Further, to prevent Iran’s use of such items from sources outside the US, BIS has implemented a new Iran-specific “foreign direct product rule” that gives BIS licensing jurisdiction over a range of non-US-made items that are the direct product of US-origin software, technology or production equipment. Major categories of items caught by this new rule include electronics, motors, avionics and semiconductors made in China and elsewhere outside the US using US technology, software or equipment.

The scope of the new export controls is extremely broad. They will require a wide range of companies – including especially manufacturers and distributors outside the US – to carefully review their product lines and customer bases to ensure they do not now require new US export licenses.

Greatly increased tariffs on imports of Russian metal and metal products, chemicals and minerals

Pursuant to the Suspending Normal Trade Relations with Russia and Belarus Act, President Biden increased tariffs on imports for most Russian metal and metal products from 35 percent to 70 percent and increased tariffs on many Russian chemicals and minerals to 35 percent. According to the White House, the additional tariffs will affect more 100 products with a value of approximately $2.8 billion.

Similarly, on February 24, 2023, President Biden announced large duty increases for imports of aluminum and aluminum derivative articles under Section 232 of the Trade Expansion Act of 1962. As explained by the White House, the Russian aluminum industry is a key part of Russia’s defense industrial base and has played a major role in supplying Russia with weapons and ammunition used in Russia’s war against Ukraine. The war has triggered increases in global energy prices, causing direct harm to the US aluminum industry. Against this background, the tariff increase is being imposed to reduce US imports of aluminum articles and increase domestic aluminum industry capacity utilization.

Beginning on March 10, 2023, Russian aluminum articles and derivative aluminum articles will be subject to a 200 percent ad valorem tariff. Beginning on April 10, 2023, this additional 200 percent tariff also will apply to (1) aluminum articles and derivative aluminum articles where any amount of primary aluminum used in the manufacturing process is smelted in Russia, and (2) aluminum articles and derivative aluminum articles that are cast in Russia.[1] To encourage multilateral restrictions, the US will exempt from these additional tariffs imports from a country that itself imposes a tariff of 200 percent or more on its imports of Russian aluminum articles.

Importers will need to provide to US Customs and Border Protection (CBP) information necessary to identify (1) the countries where the primary aluminum used in the manufacture of aluminum articles and derivative aluminum articles imports are smelted and (2) the countries where the aluminum articles and derivative aluminum articles are cast. The proclamation instructs CBP to implement the smelt and cast information requirements as soon as practicable.

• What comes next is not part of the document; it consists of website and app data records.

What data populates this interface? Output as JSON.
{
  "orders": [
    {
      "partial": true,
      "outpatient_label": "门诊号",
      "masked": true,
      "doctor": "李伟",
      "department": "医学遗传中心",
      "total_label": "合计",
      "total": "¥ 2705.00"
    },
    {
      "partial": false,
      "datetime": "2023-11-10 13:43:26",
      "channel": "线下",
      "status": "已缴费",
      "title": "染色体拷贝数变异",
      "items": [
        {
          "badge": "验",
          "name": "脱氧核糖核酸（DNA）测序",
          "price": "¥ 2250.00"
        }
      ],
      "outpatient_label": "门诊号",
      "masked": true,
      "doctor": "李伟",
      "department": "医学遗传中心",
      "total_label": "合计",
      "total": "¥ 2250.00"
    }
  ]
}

Key takeaways for Israeli companies

  • The United States is expanding the use of “secondary sanctions” on individuals and entities believed to be supporting the Russian government and Russian war efforts in Ukraine.  A number of non-Russian persons, include at least one with ties to Israel, have been added to the U.S. sanctioned persons lists, thereby denying them access to the U.S. market, most international banking institutions, and goods, software, technology and services of U.S. origin.
  • The United States and its G-7 allies have also sanctioned a further 14 Russian financial institutions to their sanctions lists, further restricting the ability of third-country parties to conduct business in or with Russia.
  • US enforcement agencies continue to increase their focus on companies in third countries believed to be aiding Belarus and Russia. We are likely to see further penalty actions and additions to the sanctions lists in the coming weeks.

Going forward

Our global team continues to monitor developments as they arise and will update this alert as changes take place. To learn more about these developments, please contact any of the authors or your usual DLA Piper relationship attorney.

[1] The term “primary aluminum” is defined as new aluminum metal that is produced from alumina (or aluminum oxide) by the electrolytic Hall-Heroult process.